### WHAT NEEDS TO BE DONE
Read through the listing, and wherever a line holds the word "mention", return it.

### INFORMATION SHOWN
++++++++
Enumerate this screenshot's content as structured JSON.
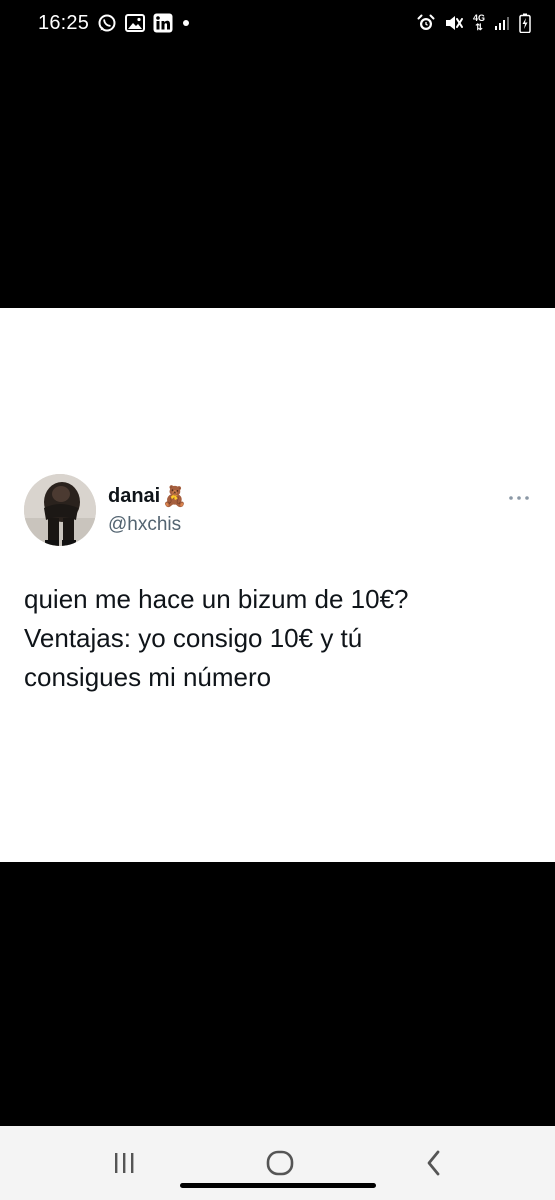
{
  "status_bar": {
    "time": "16:25",
    "network_type": "4G",
    "left_icons": [
      "whatsapp-icon",
      "gallery-icon",
      "linkedin-icon",
      "notification-dot-icon"
    ],
    "right_icons": [
      "alarm-icon",
      "mute-icon",
      "4g-data-icon",
      "signal-icon",
      "battery-icon"
    ]
  },
  "tweet": {
    "display_name": "danai",
    "name_emoji": "🧸",
    "handle": "@hxchis",
    "more_icon": "more-dots-icon",
    "text_lines": [
      "quien me hace un bizum de 10€?",
      "Ventajas: yo consigo 10€ y tú",
      "consigues mi número"
    ]
  },
  "nav_bar": {
    "icons": [
      "recent-apps-icon",
      "home-icon",
      "back-icon"
    ]
  },
  "colors": {
    "background": "#000000",
    "card": "#ffffff",
    "text_primary": "#0f1419",
    "text_secondary": "#536471",
    "nav_bar": "#f4f4f4"
  }
}
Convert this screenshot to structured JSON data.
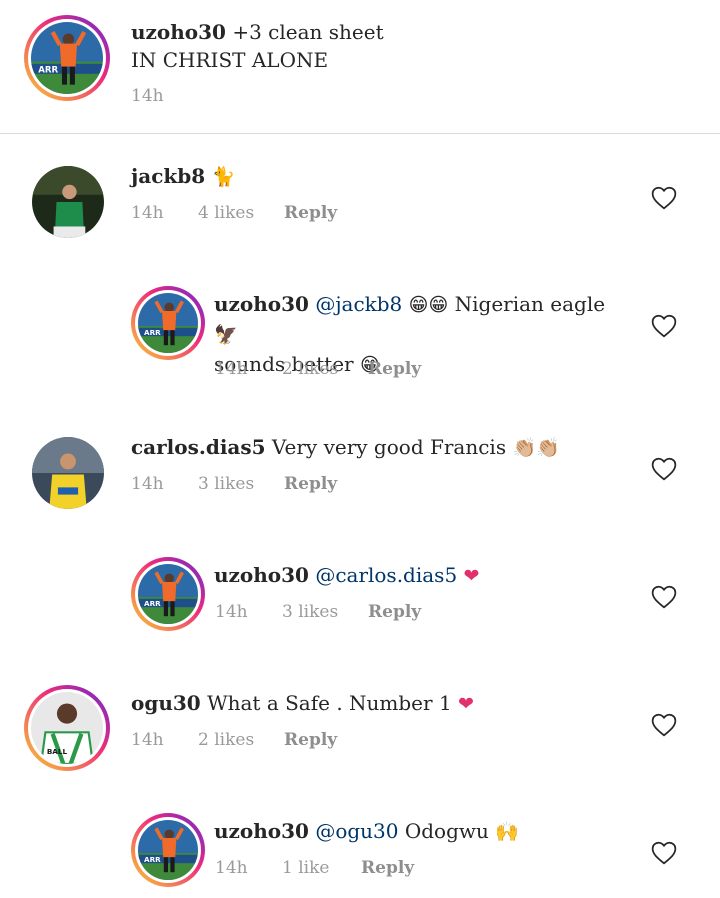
{
  "caption": {
    "username": "uzoho30",
    "line1": "+3 clean sheet",
    "line2": "IN CHRIST ALONE",
    "time": "14h"
  },
  "comments": [
    {
      "username": "jackb8",
      "text": "",
      "emoji": "🐈",
      "time": "14h",
      "likes": "4 likes",
      "reply": "Reply"
    },
    {
      "username": "uzoho30",
      "mention": "@jackb8",
      "emoji": "😁😁",
      "text": "Nigerian eagle",
      "emoji2": "🦅",
      "text2": "sounds better",
      "emoji3": "😁",
      "time": "14h",
      "likes": "2 likes",
      "reply": "Reply"
    },
    {
      "username": "carlos.dias5",
      "text": "Very very good Francis",
      "emoji": "👏🏼👏🏼",
      "time": "14h",
      "likes": "3 likes",
      "reply": "Reply"
    },
    {
      "username": "uzoho30",
      "mention": "@carlos.dias5",
      "emoji": "❤",
      "time": "14h",
      "likes": "3 likes",
      "reply": "Reply"
    },
    {
      "username": "ogu30",
      "text": "What a Safe . Number 1",
      "emoji": "❤",
      "time": "14h",
      "likes": "2 likes",
      "reply": "Reply"
    },
    {
      "username": "uzoho30",
      "mention": "@ogu30",
      "text": "Odogwu",
      "emoji": "🙌",
      "time": "14h",
      "likes": "1 like",
      "reply": "Reply"
    }
  ],
  "colors": {
    "ring_start": "#f9ce34",
    "ring_end": "#ee2a7b",
    "mention": "#003569",
    "heart": "#e1306c",
    "meta": "#9a9a9a"
  },
  "icons": {
    "like": "heart-outline-icon"
  }
}
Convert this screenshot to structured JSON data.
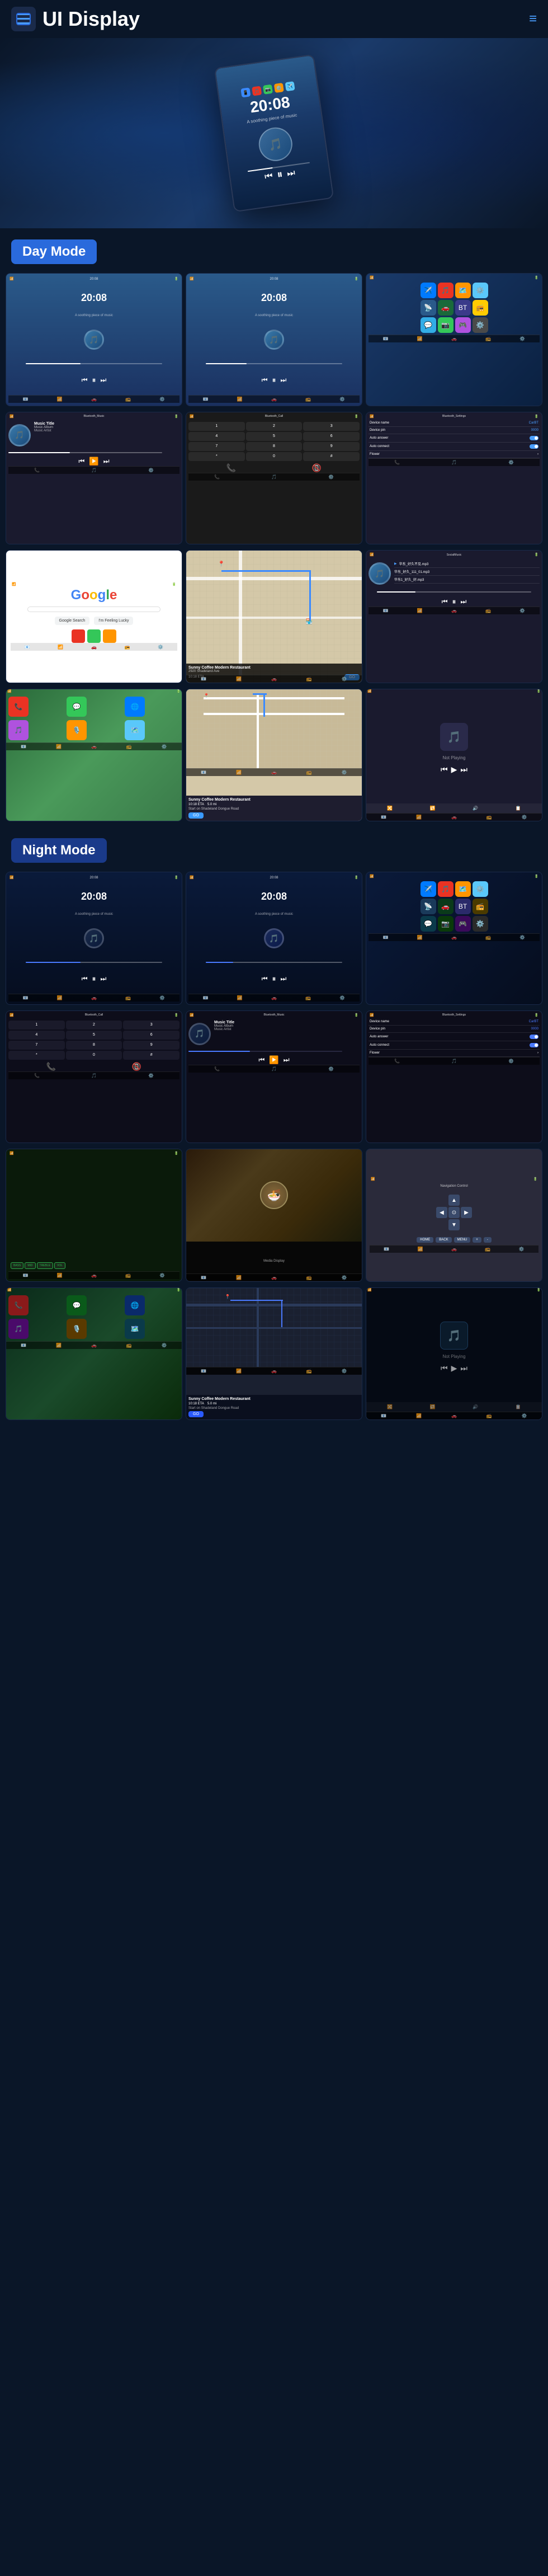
{
  "header": {
    "title": "UI Display",
    "logo_icon": "☰",
    "menu_icon": "≡"
  },
  "hero": {
    "time": "20:08",
    "subtitle": "A soothing piece of music"
  },
  "day_mode": {
    "label": "Day Mode"
  },
  "night_mode": {
    "label": "Night Mode"
  },
  "music": {
    "title": "Music Title",
    "album": "Music Album",
    "artist": "Music Artist",
    "time_display": "20:08",
    "sub": "A soothing piece of music"
  },
  "bluetooth": {
    "music_label": "Bluetooth_Music",
    "call_label": "Bluetooth_Call",
    "settings_label": "Bluetooth_Settings"
  },
  "bt_settings": {
    "device_name_label": "Device name",
    "device_name_val": "CarBT",
    "device_pin_label": "Device pin",
    "device_pin_val": "0000",
    "auto_answer_label": "Auto answer",
    "auto_connect_label": "Auto connect",
    "flower_label": "Flower"
  },
  "navigation": {
    "destination": "Sunny Coffee Modern Restaurant",
    "address": "2920 Shadeland Ave",
    "eta_label": "10:18 ETA",
    "distance": "5.0 mi",
    "start_label": "Start on Shadeland Dongue Road",
    "go_label": "GO",
    "not_playing": "Not Playing"
  },
  "social_music": {
    "label": "SocialMusic",
    "items": [
      "华东_好久不见.mp3",
      "华东_好久_111_01.mp3",
      "华东1_好久_好.mp3"
    ]
  },
  "dial_buttons": [
    "1",
    "2",
    "3",
    "4",
    "5",
    "6",
    "7",
    "8",
    "9",
    "*",
    "0",
    "#"
  ],
  "app_icons_day": [
    "📱",
    "🎵",
    "📷",
    "⚙️",
    "✈️",
    "🗺️",
    "📻",
    "🎮",
    "💬",
    "📧",
    "🔊",
    "📡"
  ],
  "app_icons_night": [
    "📱",
    "🎵",
    "📷",
    "⚙️",
    "✈️",
    "🗺️",
    "📻",
    "🎮",
    "💬",
    "📧",
    "🔊",
    "📡"
  ]
}
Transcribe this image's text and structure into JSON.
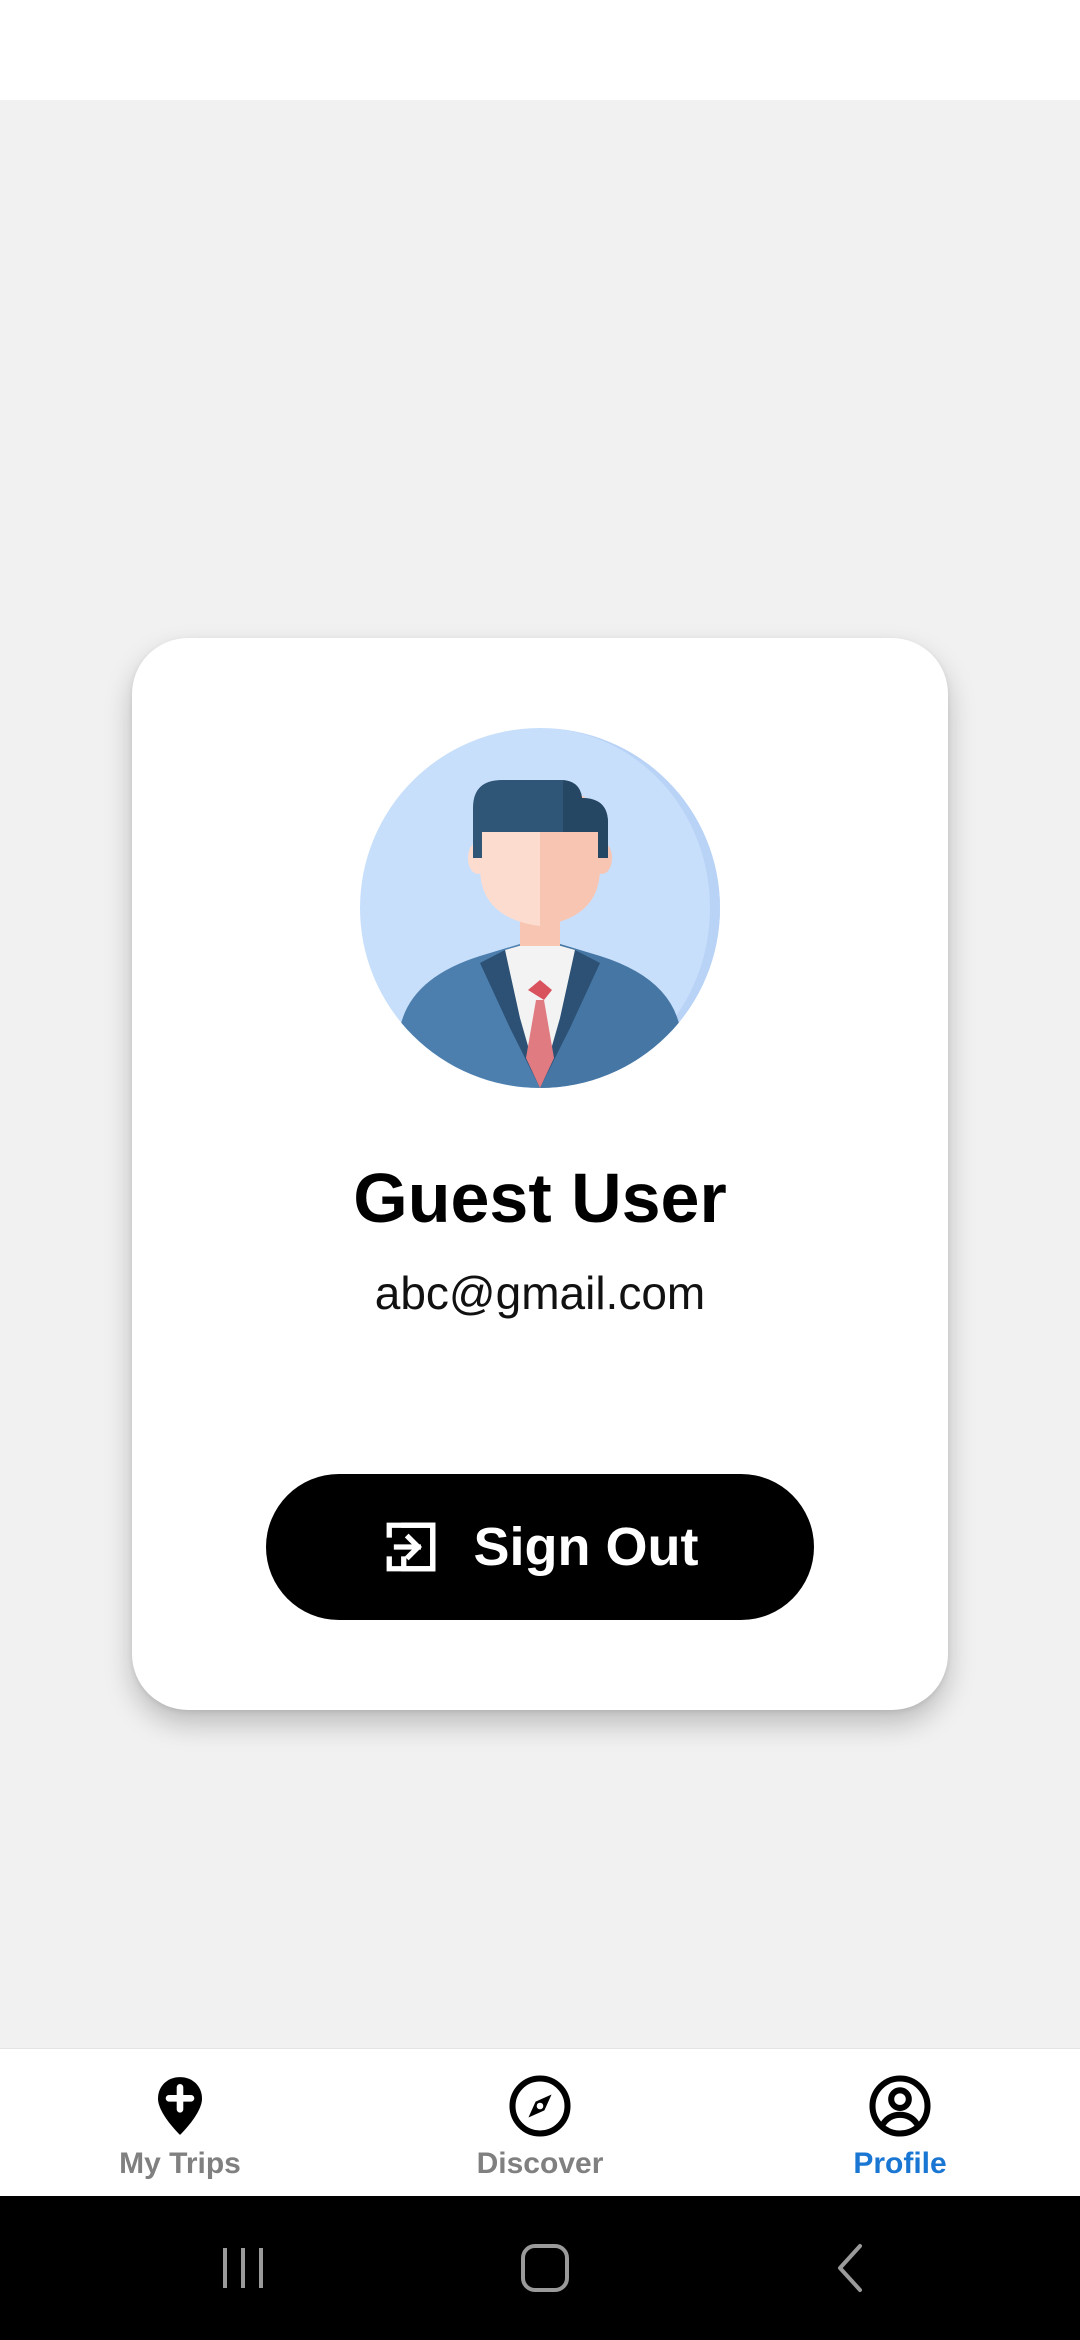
{
  "profile": {
    "name": "Guest User",
    "email": "abc@gmail.com",
    "avatar_icon": "businessman-avatar-icon"
  },
  "actions": {
    "sign_out_label": "Sign Out",
    "sign_out_icon": "sign-out-icon"
  },
  "bottom_nav": {
    "items": [
      {
        "label": "My Trips",
        "icon": "map-pin-add-icon",
        "active": false
      },
      {
        "label": "Discover",
        "icon": "compass-icon",
        "active": false
      },
      {
        "label": "Profile",
        "icon": "account-circle-icon",
        "active": true
      }
    ],
    "active_color": "#1976d2",
    "inactive_color": "#808080"
  },
  "system_nav": {
    "buttons": [
      "recent-apps-icon",
      "home-icon",
      "back-icon"
    ]
  }
}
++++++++
### EXERCISE RESULT
      "mention": "@jackb8",
      "mention": "@carlos.dias5",
      "mention": "@ogu30",
    "mention": "#003569",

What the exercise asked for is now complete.